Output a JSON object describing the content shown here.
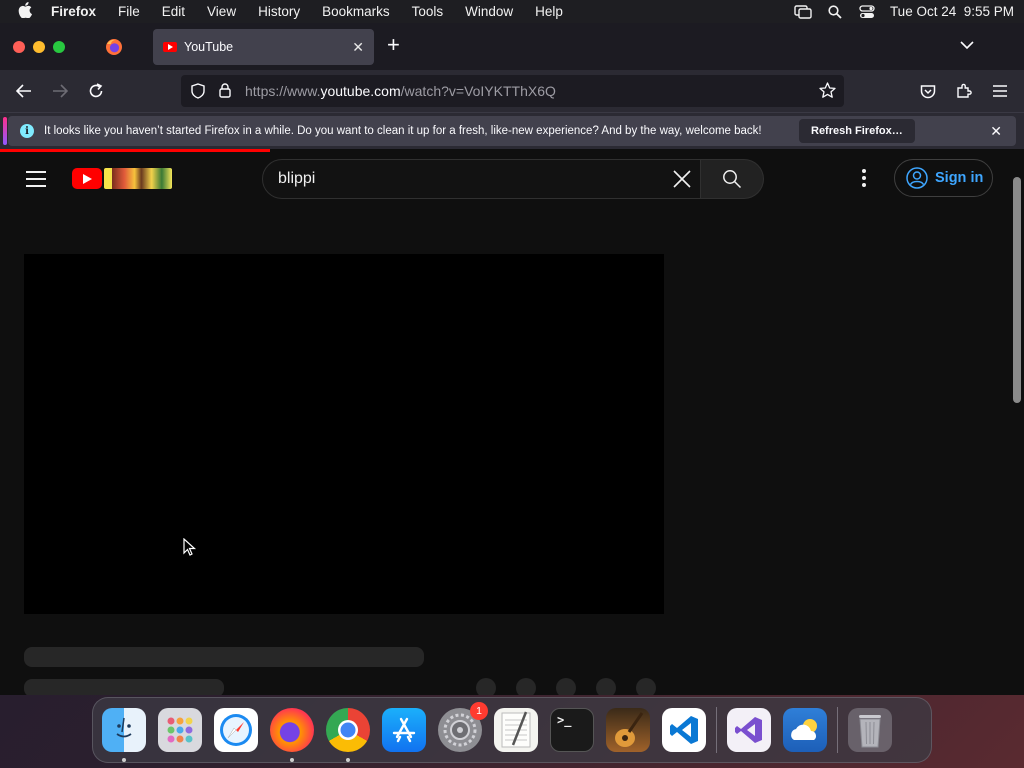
{
  "menubar": {
    "apple": "",
    "items": [
      "Firefox",
      "File",
      "Edit",
      "View",
      "History",
      "Bookmarks",
      "Tools",
      "Window",
      "Help"
    ],
    "clock": "Tue Oct 24  9:55 PM"
  },
  "browser": {
    "tab_title": "YouTube",
    "tab_close": "✕",
    "new_tab": "+",
    "url_prefix": "https://www.",
    "url_host": "youtube.com",
    "url_path": "/watch?v=VoIYKTThX6Q",
    "notification": {
      "text": "It looks like you haven’t started Firefox in a while. Do you want to clean it up for a fresh, like-new experience? And by the way, welcome back!",
      "button": "Refresh Firefox…",
      "close": "✕"
    }
  },
  "youtube": {
    "search_value": "blippi",
    "sign_in": "Sign in"
  },
  "dock": {
    "apps": [
      "finder",
      "launchpad",
      "safari",
      "firefox",
      "chrome",
      "app-store",
      "system-settings",
      "textedit",
      "terminal",
      "garageband",
      "vscode",
      "visual-studio",
      "weather",
      "trash"
    ],
    "settings_badge": "1",
    "terminal_glyph": ">_"
  },
  "colors": {
    "accent_blue": "#3ea6ff",
    "yt_red": "#ff0000",
    "page_bg": "#0f0f0f"
  }
}
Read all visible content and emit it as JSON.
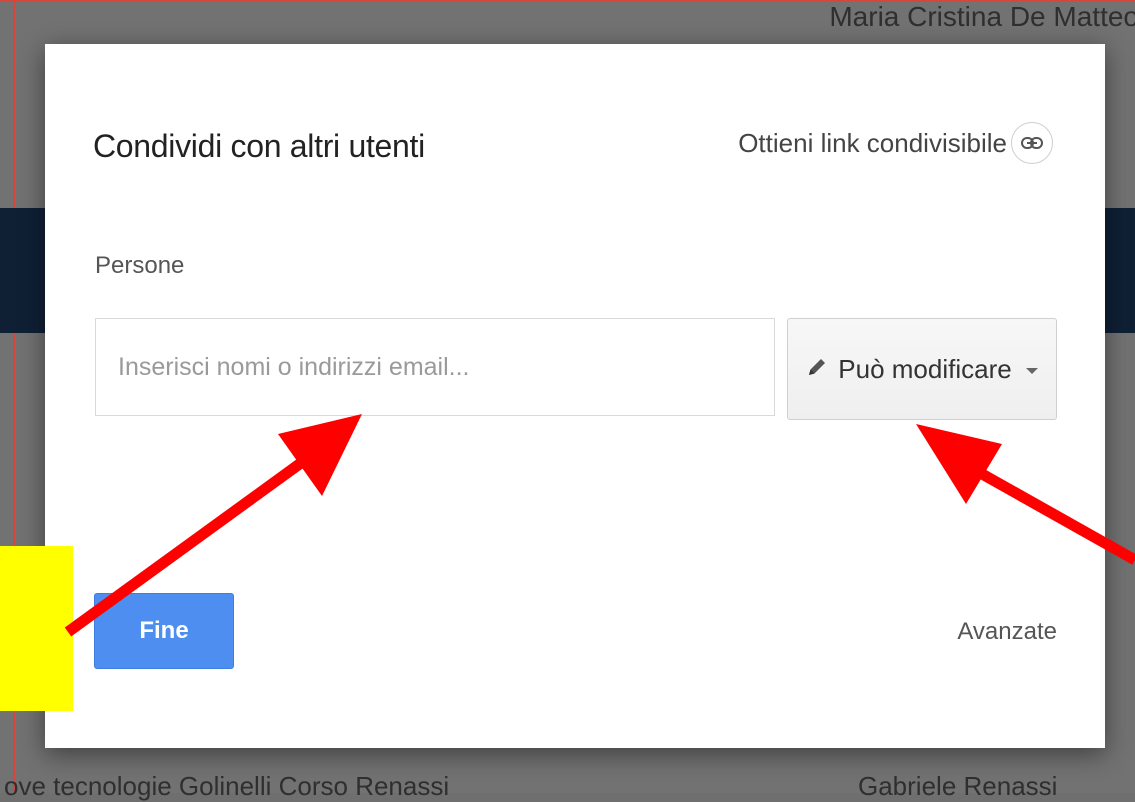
{
  "background": {
    "top_right_text": "Maria Cristina De Matteo",
    "bottom_left_text": "ove tecnologie Golinelli Corso Renassi",
    "bottom_right_text": "Gabriele Renassi"
  },
  "dialog": {
    "title": "Condividi con altri utenti",
    "share_link_label": "Ottieni link condivisibile",
    "people_label": "Persone",
    "input_placeholder": "Inserisci nomi o indirizzi email...",
    "permission_label": "Può modificare",
    "done_label": "Fine",
    "advanced_label": "Avanzate"
  },
  "colors": {
    "primary_button": "#4d8ef0",
    "annotation_arrow": "#ff0000",
    "annotation_box": "#ffff00"
  },
  "icons": {
    "share_link": "link-icon",
    "permission": "pencil-icon",
    "dropdown": "caret-down-icon"
  }
}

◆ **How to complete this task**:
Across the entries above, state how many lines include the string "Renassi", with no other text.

◆ **Solved exercise**:
2